Noir Kei Ninomiya’s défilé spring 2019 took place in the same building where Junya Watanabe staged his own a floor below a couple of hours earlier. There is a logical reason for this: both designers are part of the Comme des Garçons group. That aside, Ninomiya takes a very personal and specific approach to clothing.

He knows his classic: the leather jacket. He also knows how to inflect it over a mix of traditional (silk, jersey, tulle) and technical (pvc, tape) materials. His practice is rare, handcrafting fabrics with layers, knots, and pleats—avoiding stitching—that renders a couture-like sensation of unique pieces at each passage. His silhouette is based on a combined play of elongated, spherical, and spacious shapes. The atmosphere is mysterious like in an enchanted forest, where his models resemble night owls with soft, ball hairdos, leaving behind a rain of natural powder.

With this presentation, Ninomiya proves with ease and generosity that he is a noteworthy designer of great skill and expertise.


Junya Watanabe is certainly one of the most punk rock designers, yet that doesn’t prevent him from convening his audience early in the morning and on time. These types of distinguished feelings—radical and refined—characterize his spring 2019 collection.

The set today is a bit decayed—a concrete building under rehabilitation, where the daylight comes into sight from the side of a window wall.

The voice of Freddie Mercury opens the ball, and baby-doll punkettes with bright neon hair emerge dressed in patchwork denim. Denim is the principal theme of this collection, the main garment with the white T-shirt presented on stage.

Emotions arouse from the varieties of shapes exposed, but here, too, Watanabe focuses uniquely on one: the dress. Where he deploys his great talent is in the manner he assembles each of them with critical fashion and unconventional manners.
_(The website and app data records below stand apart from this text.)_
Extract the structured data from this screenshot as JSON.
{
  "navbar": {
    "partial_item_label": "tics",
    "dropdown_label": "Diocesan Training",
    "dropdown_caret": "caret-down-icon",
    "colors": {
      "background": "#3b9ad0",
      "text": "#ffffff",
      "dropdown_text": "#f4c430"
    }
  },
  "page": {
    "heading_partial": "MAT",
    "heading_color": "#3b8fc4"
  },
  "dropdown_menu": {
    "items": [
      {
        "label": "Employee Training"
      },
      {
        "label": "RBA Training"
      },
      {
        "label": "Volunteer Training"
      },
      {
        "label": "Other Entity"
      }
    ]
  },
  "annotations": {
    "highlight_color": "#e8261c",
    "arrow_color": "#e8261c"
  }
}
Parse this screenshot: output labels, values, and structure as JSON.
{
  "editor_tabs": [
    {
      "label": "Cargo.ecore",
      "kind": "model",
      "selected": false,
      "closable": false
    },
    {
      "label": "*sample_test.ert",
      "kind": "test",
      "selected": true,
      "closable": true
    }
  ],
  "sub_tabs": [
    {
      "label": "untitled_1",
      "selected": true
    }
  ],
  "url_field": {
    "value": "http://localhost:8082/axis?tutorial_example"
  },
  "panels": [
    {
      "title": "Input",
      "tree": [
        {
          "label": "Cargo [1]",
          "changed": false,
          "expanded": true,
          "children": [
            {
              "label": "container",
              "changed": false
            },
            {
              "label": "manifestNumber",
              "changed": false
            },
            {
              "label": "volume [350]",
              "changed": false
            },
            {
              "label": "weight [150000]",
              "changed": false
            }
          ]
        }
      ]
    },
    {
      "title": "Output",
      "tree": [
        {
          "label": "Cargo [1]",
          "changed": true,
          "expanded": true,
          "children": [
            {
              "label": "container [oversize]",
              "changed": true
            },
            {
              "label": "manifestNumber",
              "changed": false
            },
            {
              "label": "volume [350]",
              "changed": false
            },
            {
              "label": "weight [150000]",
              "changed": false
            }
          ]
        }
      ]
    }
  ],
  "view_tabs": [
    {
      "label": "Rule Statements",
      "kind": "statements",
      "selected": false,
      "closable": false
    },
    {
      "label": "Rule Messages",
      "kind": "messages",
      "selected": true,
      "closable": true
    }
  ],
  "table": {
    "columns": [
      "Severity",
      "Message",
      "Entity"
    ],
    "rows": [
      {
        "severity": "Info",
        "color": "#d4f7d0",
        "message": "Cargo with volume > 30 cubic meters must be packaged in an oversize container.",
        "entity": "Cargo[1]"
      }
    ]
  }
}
The result is singular, and original.

With this collection, Watanabe creates with a solitary motif a wide range of variations and—by necessity—sensations. His strength lives in the power to make the audience experience the physicality of the dress, as only a sincere and noble couturier knows how to do.

Images © 2018 Junya Watanabe.


To attend a Comme des Garçons presentation is always something quite unique during the busy week of collections. After all, REI KAWAKUBO is herself a one-of-a-kind designer who always deploys interesting thoughts through clothing.

Today she took her audience to the Palais des Etudes of the Ecole des Beaux-Arts in Paris. Since space is an extremely important element in KAWAKUBO’s work, within this classical architecture she built her own—a small, open-air box in gray plywood—to quietly lay down a spring 2019 collection that reflects mostly on the passage of time.

Her first model—an aging pregnant woman with a prominent prosthesis belly—sets the tone right away. This collection is about lineage in its most formal way.

All the models have gray hair, and their bodies are deformed by a variety of experimental implants. The silhouette is black, but vibrates with touches of grays and whites. This monolithic feeling of color is animated by the diversity of shapes—asymmetric, tied, oversized—and materials: jacquard, feather, pearl-drop.

The rhythm is slow, and heaviness is felt in the air. A few models even carry heavy chains as accessories around their body, which create odd sounds over the music—a range of American standards. Finally, continuance in time and abstraction in history are both concepts that surface in the mind through the passage of the models.

Hybrid Renaissance could be the title of this well-done and maybe most personal collection of Comme des Garçons, and with it, REI KAWAKUBO continues to affirm her unique position in and meaningful engagement with the history of fashion.

Images © 2018 Commes des Garçons.